(Beginning of Data)

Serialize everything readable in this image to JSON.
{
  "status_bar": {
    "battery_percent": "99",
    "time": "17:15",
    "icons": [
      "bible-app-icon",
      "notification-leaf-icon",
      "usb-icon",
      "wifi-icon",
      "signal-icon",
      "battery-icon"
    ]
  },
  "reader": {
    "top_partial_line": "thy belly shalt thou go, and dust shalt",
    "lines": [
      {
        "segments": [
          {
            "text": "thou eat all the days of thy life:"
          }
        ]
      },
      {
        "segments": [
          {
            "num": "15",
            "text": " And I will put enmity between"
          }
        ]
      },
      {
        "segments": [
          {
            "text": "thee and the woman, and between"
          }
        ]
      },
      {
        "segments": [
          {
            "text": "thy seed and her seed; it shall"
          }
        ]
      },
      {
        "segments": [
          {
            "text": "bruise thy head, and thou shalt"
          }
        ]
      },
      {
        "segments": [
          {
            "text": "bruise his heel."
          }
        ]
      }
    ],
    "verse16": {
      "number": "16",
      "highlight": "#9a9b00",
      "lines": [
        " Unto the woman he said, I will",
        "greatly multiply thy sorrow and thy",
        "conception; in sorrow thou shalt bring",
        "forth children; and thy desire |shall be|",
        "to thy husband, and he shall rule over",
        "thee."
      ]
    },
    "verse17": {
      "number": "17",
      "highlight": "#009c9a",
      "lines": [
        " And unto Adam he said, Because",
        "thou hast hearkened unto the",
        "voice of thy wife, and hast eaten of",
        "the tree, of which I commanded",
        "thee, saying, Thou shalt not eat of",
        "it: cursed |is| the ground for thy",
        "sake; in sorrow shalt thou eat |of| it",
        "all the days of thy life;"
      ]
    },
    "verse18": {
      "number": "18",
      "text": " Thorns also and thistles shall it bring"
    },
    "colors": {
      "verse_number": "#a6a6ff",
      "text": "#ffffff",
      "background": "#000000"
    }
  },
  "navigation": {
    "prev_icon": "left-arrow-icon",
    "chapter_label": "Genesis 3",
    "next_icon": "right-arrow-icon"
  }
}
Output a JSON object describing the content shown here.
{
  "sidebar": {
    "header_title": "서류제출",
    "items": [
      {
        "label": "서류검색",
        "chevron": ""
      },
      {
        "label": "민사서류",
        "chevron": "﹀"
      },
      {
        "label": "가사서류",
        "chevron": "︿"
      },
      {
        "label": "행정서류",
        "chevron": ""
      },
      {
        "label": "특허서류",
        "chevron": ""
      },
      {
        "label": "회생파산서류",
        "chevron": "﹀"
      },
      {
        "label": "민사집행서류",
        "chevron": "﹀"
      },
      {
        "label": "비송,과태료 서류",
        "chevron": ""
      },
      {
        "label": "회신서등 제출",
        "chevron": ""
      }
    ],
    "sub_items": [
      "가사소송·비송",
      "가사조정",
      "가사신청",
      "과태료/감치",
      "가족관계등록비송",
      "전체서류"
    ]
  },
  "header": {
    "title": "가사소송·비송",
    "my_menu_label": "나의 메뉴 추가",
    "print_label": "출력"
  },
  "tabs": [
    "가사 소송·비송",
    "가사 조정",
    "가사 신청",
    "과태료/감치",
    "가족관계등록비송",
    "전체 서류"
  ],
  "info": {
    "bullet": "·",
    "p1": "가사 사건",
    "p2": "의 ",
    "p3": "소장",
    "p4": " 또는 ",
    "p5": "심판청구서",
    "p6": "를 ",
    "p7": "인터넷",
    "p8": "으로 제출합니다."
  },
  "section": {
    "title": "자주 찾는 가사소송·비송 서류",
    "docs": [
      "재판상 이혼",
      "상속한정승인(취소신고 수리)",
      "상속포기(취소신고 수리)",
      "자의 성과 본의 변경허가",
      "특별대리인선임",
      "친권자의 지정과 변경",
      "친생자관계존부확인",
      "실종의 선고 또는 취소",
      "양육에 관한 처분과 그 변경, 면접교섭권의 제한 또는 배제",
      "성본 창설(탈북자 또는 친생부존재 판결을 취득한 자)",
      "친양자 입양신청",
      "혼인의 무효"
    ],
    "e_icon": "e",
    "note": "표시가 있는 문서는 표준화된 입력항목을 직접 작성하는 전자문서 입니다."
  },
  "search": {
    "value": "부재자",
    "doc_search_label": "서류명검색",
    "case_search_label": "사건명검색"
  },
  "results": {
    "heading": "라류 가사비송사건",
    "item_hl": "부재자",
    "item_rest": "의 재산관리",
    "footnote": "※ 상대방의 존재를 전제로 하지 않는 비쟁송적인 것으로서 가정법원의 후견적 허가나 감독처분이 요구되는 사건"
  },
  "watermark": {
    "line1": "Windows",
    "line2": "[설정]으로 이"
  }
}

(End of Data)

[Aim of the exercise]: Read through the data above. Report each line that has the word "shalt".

[Output for this exercise]:
    "top_partial_line": "thy belly shalt thou go, and dust shalt",
            "text": "bruise thy head, and thou shalt"
        "conception; in sorrow thou shalt bring",
        "thee, saying, Thou shalt not eat of",
        "sake; in sorrow shalt thou eat |of| it",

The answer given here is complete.